The lack of mental support for small businesses is of increasing concern. To mitigate challenges faced by businesses, external physical and financial support measures are common, while mental has prior been neglected. Small enterprises encounter hardship that not only put livelihoods in jeopardy financially but inflict emotional strain on owners and staff.

Small Business Commissioner, Liz Barclay stated: “I’ve talked to thousands of small businesses and heard far too many harrowing stories. People who have a real passion for what they do and are living their dream through running a business can be incredibly vulnerable.” Barclay’s comment came when worries developed during the current pandemic over the mental health of small business owners. However, for many, these stresses go beyond the pandemic.
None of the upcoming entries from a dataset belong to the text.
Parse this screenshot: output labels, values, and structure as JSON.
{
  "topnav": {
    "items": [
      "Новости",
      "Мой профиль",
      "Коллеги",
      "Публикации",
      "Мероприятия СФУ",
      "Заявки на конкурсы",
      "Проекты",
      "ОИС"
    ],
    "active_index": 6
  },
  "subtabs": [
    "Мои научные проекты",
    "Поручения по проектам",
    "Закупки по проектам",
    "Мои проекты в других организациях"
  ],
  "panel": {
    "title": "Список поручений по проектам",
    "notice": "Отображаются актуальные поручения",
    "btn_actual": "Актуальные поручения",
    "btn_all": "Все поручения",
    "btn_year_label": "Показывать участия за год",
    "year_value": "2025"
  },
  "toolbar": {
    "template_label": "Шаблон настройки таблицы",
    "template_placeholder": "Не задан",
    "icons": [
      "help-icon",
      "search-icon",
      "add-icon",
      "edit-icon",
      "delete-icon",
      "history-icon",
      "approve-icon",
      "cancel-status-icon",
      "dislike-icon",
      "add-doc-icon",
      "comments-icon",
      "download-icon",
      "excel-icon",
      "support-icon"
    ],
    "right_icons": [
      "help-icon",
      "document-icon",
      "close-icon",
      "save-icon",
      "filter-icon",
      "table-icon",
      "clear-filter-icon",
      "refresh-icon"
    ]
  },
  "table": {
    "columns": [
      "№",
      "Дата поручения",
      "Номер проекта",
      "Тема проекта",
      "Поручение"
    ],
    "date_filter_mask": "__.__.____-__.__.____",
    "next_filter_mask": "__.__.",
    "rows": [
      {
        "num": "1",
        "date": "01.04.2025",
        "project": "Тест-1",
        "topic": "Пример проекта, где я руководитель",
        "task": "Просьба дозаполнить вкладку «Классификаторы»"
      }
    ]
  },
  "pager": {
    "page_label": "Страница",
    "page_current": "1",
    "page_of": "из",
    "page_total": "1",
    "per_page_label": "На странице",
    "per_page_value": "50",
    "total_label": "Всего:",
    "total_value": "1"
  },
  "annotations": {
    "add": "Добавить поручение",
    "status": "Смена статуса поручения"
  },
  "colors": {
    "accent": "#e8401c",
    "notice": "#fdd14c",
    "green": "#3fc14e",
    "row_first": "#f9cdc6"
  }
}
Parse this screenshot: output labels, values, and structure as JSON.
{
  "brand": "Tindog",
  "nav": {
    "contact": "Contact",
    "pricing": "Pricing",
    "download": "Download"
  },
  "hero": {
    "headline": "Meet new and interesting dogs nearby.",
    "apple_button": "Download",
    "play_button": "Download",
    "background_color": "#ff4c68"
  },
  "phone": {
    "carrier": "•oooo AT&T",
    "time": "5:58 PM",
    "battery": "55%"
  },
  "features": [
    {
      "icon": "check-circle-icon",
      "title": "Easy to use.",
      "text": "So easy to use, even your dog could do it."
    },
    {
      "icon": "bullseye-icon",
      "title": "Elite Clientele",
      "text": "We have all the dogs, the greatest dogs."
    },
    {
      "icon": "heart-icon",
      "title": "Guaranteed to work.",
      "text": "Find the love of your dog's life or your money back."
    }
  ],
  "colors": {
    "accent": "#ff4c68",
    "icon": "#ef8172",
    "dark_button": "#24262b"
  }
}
Emma Pinfold, owner of Bond Street to Your Street, has dealt with online bullying and store break-ins for years. Pinfold’s business sells pre-owned clothes, shoes, bags, and accessories from high-end brands. After her store branch in Tenterden was robbed in January 2020, she told KentOnline: “I have seven children and work very hard to make a living so I can feed and clothe them.” During the burglary, £20,000 worth of stock was stolen. During another robbery in June 2021, thieves left with £40,000 worth of items.

Data from IWOCA (short for “instant working capital”) shows that even prior to the pandemic, “more than six in ten SME leaders reported that cash flow concerns kept them awake at night”. As a start, IWOCA has partnered with Mental Health UK to develop the first mental health support programme geared specifically towards SMEs in the UK. The group is currently undergoing research to determine the key areas to address.

As business ownership is known to be emotionally taxing, it is vital more resources be devoted to mental support for small businesses, nationwide.